According to Cambodia's Ministry of Cult and Religion, the predictions for this year aren't so good: killings, violence, floods, and bad crops -- to name just a few social ailments. Thanks for the tip, Lady Penh. I will come prepared.
On a brighter note, I am looking forward to trying the "royal nap" while there. I like afternoon naps.
Tuesday, April 13, 2010
Tassels and pom-poms are details I cannot resist as of late. It is also spring, so I crave white, tea-stained, and ivory dresses as evidence of the season's change. I really, really like this dress, its ease, comfort and versatility being the main draw. Only during moments like these, when I am filled with consumer-lust, do I start to miss my old firm gig and the security it provided, wondering if I could convince myself to go back, to take the safer more linear path. But those moments pass, more swiftly now. And Cambodia beckons. Now or never.

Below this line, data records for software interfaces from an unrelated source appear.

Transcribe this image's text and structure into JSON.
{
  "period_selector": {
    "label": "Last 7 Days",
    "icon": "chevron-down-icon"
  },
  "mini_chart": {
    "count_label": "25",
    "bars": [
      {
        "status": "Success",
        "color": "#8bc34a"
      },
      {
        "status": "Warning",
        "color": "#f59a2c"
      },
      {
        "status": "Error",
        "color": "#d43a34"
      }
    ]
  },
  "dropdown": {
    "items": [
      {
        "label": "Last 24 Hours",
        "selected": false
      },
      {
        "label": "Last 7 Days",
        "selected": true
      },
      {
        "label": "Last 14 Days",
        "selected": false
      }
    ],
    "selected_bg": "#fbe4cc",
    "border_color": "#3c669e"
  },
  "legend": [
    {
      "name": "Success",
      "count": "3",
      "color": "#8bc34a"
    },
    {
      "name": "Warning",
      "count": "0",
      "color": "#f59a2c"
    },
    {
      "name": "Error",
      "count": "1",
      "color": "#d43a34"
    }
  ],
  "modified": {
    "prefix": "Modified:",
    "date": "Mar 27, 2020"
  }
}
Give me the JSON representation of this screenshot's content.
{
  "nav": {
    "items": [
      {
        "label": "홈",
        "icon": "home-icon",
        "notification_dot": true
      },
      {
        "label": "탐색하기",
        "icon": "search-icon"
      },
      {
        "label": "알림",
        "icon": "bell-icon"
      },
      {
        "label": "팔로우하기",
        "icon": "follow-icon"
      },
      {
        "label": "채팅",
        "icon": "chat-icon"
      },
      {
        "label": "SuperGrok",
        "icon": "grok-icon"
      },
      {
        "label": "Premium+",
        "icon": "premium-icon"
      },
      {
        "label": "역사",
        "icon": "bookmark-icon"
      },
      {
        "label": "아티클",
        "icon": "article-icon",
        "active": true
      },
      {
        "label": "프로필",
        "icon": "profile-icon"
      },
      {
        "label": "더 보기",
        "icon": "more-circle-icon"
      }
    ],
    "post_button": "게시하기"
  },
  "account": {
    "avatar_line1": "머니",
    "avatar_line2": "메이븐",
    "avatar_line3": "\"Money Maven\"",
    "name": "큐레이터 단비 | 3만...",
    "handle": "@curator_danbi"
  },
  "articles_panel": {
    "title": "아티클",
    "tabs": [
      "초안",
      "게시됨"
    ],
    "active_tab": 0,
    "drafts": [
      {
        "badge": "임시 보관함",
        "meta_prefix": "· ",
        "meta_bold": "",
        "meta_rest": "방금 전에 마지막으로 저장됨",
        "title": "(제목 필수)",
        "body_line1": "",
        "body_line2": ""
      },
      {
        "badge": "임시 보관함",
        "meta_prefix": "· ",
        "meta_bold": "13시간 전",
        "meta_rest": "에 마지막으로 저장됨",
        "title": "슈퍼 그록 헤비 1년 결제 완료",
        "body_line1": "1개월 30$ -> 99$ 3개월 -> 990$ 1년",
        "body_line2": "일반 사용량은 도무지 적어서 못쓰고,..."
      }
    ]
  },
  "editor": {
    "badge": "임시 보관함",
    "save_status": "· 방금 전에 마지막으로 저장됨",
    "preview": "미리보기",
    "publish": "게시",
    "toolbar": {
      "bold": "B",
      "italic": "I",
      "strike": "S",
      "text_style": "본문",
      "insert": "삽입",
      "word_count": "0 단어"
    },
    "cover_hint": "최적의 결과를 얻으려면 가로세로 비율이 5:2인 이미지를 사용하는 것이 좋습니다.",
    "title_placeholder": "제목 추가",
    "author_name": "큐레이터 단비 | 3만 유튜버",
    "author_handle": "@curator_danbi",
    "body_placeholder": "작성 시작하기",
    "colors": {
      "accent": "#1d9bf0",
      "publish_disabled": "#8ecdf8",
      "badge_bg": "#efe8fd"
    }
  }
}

My list of moving essentials is growing.
I need a bathing suit for my tentative weekend trip to Bali. I'm aware of how obnoxious that may sound. Let me start by saying I'm not a weekend-in-Bali-jetsetting kind of girl. Reality has never been so extravagant. But Portland friends are visiting Southeast Asia this June, and I've agreed to meet them wherever they land, for one weekend. Bali cast its net and drew them in. So, unless the human rights org I'll be working for has other plans for me that weekend, I intend to go to Bali, bathing suit and beachball in tow.
My daydreams of beach lazing and bathing suits always resemble these images: leisurely glamour and bright smiles.
That lovely gal in the sunglasses is Desiree, one of my dearest and oldest friends and my once-upon-a-time fellow clothes swapper/co-conspirator. When we were very young, by which I mean too young to afford our own proper wardrobe, but not too young to dream up something grand, Desiree's dad would attend to our bi-weekly clothes swap: every few weeks, he would drop off a bag of Desiree's clothing, stashing it behind the over-sized terracotta pot near the door of my house, while picking up a bag of my closet-wares for Desiree. This cyclical borrowing continued for years.
The gal with the street urchin locks is me. I cannot be bothered to get a haircut (or to continue packing my suitcase or . . .), but I can spend time peering idly at woven things and boy blazers with flat wooden buttons and eating fresh-picked fruit, for hours apparently. I'm glad my priorities are in order.